When my paternal grandmother died, I was disappointed because her parish in Austin didn’t send a priest or a deacon for the Vigil. I wound up having to lead the Rosary. Of course, the whole set up was very strange. My PV drove up from Laredo to celebrate the funeral Mass earlier that day, the vigil was in the evening and the burial was the next day at Fort Sam Houston. In other words, we had to adjust ourselves to whatever time Fort Sam Houston had assigned.
My grandmother was deeply devoted to the Rosary, so, it wasn’t that hard to do. I did bring my order of funerals with me, which had a segment on the Rosary. Interestingly enough, although my grandmother was born in Mexico and had moved to Chicago as a teenager, she was predominantly an English speaker (whose Spanish was obviously flawless).

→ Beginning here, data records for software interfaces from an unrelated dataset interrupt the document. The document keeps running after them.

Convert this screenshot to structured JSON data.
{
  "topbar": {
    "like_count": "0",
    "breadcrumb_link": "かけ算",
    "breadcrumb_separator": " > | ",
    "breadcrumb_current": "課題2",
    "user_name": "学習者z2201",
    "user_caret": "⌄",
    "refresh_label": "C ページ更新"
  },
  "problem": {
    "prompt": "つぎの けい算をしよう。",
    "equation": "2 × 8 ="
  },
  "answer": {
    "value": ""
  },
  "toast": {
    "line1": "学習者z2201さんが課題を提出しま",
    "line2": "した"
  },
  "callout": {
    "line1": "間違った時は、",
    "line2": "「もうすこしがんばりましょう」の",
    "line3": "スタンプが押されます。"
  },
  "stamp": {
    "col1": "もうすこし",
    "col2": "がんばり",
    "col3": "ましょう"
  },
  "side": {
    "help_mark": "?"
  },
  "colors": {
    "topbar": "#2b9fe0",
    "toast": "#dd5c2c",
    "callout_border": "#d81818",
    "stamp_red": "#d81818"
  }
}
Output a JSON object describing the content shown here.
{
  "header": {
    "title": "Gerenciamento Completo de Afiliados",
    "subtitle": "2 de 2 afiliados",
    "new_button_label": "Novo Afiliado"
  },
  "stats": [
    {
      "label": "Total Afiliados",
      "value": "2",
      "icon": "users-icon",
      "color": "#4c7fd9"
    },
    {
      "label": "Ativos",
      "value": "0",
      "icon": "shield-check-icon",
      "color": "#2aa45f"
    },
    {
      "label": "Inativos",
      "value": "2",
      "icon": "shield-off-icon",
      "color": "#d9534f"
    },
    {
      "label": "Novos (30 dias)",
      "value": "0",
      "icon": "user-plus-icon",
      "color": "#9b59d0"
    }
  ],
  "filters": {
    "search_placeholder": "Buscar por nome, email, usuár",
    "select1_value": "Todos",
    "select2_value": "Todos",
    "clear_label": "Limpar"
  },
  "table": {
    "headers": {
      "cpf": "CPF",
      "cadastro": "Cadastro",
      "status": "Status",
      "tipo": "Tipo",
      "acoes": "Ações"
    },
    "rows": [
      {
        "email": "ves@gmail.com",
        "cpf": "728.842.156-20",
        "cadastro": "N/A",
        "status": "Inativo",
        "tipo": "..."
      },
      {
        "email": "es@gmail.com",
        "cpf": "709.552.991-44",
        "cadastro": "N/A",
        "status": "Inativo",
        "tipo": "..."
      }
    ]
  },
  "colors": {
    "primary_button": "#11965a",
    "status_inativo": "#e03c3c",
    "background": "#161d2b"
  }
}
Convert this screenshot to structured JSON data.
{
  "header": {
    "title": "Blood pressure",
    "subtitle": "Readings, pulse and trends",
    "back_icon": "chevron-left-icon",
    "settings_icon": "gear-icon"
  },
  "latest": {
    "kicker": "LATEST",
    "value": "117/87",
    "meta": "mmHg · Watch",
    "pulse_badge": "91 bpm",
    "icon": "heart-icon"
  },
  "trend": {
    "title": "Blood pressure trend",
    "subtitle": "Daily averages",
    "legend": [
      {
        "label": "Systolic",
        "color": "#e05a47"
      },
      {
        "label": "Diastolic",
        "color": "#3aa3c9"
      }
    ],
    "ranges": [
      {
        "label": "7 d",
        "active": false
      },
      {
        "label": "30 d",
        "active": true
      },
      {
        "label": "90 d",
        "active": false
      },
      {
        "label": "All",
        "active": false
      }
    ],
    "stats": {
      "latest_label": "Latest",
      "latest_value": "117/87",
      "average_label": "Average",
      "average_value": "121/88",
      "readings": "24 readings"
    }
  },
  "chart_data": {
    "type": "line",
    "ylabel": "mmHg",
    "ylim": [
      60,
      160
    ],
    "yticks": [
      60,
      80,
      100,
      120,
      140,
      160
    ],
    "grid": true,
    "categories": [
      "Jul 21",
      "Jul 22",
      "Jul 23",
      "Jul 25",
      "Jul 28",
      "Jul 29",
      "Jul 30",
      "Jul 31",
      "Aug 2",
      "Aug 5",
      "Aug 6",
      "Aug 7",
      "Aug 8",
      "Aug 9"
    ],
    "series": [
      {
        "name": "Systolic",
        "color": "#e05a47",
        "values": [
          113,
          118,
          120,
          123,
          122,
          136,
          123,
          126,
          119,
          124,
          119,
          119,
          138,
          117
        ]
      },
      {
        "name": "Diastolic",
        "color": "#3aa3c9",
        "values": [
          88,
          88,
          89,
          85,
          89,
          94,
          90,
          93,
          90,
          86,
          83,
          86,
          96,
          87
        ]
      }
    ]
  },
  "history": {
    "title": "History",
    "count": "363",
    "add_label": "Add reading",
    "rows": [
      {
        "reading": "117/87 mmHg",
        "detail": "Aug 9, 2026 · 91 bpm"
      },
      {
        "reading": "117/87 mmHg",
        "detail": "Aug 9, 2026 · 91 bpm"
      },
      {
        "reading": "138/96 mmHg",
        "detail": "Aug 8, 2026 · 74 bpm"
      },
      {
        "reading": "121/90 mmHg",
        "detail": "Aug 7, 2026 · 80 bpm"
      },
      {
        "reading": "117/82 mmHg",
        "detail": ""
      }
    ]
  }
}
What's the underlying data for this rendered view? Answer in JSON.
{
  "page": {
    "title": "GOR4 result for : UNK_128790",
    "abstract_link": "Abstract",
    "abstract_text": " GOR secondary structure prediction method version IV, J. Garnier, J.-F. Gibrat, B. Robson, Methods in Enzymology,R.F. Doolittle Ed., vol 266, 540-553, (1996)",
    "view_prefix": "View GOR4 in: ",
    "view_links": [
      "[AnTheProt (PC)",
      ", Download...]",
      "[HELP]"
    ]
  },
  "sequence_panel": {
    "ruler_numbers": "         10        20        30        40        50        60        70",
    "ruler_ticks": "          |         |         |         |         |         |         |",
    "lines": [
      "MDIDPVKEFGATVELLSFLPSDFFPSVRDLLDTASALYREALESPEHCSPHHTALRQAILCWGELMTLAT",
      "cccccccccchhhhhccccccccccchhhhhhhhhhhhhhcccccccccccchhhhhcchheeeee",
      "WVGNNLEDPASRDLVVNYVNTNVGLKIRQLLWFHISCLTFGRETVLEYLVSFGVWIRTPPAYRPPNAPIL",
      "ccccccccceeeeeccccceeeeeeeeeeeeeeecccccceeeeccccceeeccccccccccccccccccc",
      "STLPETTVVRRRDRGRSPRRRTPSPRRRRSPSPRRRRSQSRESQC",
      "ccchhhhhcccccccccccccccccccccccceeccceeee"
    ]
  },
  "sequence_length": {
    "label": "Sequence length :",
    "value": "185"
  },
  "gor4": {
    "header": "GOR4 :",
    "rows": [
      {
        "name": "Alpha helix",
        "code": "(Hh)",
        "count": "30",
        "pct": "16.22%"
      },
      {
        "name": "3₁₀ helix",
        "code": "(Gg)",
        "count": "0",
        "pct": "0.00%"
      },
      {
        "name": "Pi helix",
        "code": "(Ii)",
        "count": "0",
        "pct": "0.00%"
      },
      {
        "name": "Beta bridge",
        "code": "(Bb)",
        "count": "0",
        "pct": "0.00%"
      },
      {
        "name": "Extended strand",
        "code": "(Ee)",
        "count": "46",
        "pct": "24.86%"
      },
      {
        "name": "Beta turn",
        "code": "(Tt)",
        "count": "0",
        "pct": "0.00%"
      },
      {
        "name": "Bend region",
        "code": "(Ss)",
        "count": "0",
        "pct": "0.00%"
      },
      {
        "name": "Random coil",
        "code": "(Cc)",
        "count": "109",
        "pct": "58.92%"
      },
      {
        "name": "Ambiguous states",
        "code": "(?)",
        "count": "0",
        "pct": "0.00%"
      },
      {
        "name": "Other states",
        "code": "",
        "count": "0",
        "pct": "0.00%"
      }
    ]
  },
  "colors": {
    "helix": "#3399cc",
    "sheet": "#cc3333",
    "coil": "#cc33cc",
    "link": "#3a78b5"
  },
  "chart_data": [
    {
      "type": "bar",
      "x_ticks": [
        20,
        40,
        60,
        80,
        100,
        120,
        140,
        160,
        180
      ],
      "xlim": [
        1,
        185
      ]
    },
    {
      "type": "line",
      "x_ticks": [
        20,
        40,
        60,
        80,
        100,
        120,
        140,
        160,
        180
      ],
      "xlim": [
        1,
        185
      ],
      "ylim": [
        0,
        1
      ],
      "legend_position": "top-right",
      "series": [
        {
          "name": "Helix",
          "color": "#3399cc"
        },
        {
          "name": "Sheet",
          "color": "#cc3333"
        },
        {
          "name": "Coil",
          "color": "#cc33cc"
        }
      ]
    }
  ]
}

Now, down here in Laredo, the Rosary is the default prayer during the wake. Although, my PV has combined both the Rosary and the Vigil of the Deceased. In fact, one of the funeral homes (co-owned by a deacon) now has Vigil of the Deceased noted for the wake.
It is interesting to note that both the Catholic Daughters of America, the Knights of Columbus and the Cursillistas will have a separate Rosary at the funeral home for their deceased members. This usually happens about an hour before the scheduled wake is to begin.